This was all very harsh. Britten was too sexually timid to follow the debaucheries pressed on him by Auden and Isherwood and no wonder. He was raped by a schoolmaster and he was not a law-breaker — homosexual acts were illegal for most of his life. In addition, his upbringing would have convinced him of the value of cosy. His father was not musical but his mother was, and detected she was in charge of a prodigy. By the time he got to Gresham’s School in Norfolk (Auden was also there) he was known as almost a dangerous modernist, the boy who raised eyebrows by liking Stravinsky. He was indeed a modernist — admittedly, a soft one — with roots as international as they were local. His masters were Berg and Mahler and, though they disliked each other intensely, he understood the stature of Stravinsky.
After school, the story becomes a list of remarkable achievements. There were the operas, of course, and great church music such as Rejoice in the Lamb, formidable vocal writing such as the Canticles and Seven Sonnets of Michelangelo, parables such as Curlew River and The Prodigal Son and a fine series of strong quartets as well as the cello sonata that sprang out of his friendship with Rostropovich. This is all combined with a touching love story — his relationship with Pears grows more devoted with the passing of time, despite the latter’s promiscuity.

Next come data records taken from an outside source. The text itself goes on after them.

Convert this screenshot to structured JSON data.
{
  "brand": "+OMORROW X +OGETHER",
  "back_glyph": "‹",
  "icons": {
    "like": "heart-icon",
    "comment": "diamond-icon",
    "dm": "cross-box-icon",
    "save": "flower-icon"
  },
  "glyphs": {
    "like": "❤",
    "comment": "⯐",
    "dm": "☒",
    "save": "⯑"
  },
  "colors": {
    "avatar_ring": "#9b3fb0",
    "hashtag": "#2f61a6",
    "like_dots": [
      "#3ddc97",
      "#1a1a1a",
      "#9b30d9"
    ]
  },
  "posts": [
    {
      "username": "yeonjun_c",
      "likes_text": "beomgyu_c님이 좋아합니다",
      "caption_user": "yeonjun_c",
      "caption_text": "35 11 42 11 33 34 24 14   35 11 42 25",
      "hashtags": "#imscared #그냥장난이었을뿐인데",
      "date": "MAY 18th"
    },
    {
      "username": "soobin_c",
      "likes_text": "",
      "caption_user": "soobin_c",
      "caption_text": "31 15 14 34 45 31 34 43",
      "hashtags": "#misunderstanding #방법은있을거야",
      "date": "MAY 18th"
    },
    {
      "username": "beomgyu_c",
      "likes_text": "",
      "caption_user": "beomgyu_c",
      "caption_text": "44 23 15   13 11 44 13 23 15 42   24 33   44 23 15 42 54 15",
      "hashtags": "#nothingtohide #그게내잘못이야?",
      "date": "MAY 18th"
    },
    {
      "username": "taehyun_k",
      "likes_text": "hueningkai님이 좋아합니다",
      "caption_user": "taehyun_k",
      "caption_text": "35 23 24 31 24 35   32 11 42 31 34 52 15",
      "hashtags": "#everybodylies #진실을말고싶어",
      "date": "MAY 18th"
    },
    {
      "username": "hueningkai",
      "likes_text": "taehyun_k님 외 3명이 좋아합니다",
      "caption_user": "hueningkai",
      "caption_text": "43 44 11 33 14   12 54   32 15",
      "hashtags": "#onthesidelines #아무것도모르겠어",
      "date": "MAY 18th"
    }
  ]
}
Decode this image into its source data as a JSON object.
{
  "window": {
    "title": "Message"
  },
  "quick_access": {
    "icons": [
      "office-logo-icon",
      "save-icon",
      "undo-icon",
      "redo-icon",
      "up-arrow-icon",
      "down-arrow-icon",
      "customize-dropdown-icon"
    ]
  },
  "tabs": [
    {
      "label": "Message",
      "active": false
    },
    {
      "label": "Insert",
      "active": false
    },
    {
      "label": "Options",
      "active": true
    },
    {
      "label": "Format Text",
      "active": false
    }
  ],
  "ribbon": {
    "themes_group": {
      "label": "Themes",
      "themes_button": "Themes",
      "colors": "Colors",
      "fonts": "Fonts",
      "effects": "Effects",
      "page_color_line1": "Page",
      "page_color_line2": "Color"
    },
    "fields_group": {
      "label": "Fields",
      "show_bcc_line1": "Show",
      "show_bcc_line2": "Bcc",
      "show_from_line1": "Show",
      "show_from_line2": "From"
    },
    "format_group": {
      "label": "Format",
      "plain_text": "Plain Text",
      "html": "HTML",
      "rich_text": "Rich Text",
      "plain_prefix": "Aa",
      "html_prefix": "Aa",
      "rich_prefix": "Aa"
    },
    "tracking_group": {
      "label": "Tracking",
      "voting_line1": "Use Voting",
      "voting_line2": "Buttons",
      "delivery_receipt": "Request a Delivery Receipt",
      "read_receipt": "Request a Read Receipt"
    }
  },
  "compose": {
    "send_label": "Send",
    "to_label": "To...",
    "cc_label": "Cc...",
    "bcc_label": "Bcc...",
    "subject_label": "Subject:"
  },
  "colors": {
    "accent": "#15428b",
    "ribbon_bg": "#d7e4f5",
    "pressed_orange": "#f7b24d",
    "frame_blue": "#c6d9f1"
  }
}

He was indeed a modernist — admittedly, a soft one — with roots as international as they were local. His masters were Berg and Mahler and, though they disliked each other intensely, he understood the stature of Stravinsky
With Peter Grimes, Billy Budd and Death in Venice, Britten made opera a British art, and countless other works made it possible to hold up our musical heads after three centuries of under-achievement. How high we can hold them remains a matter of dispute; for me he has never quite stood alongside the best of his time.
Kildea is a conductor, and his book is much longer and involves far more (and better) close musical analysis. It feels definitive. Neil Powell is a poet, and it shows; the writing is more fluent, the tone more intimate and psychologically adept. Those who are musically informed should go for the former; aspirants should go for the latter as an introduction. Both do an exceptional job of bringing this strange, neurotic and evasive man to life. He was, it seems, charming and shy but capable of being, especially in later life according to Kildea, callous and ruthless. Kildea quotes a series of crushing remarks to performers, notably “You’d better stay, we’ve tried everybody else and no one is free,” to the pianist Viola Tunnard who was suffering from motor neurone disease.
It is a good year to be thinking about Britten, not only because he would have been 100, but also because EU politics is forcing us to dwell on the meaning of our national taste for the parochial and whether it can withstand the demands of the outside world. It is a year, as Auden advised, to “Look, stranger, on this island now”, and to listen to its music.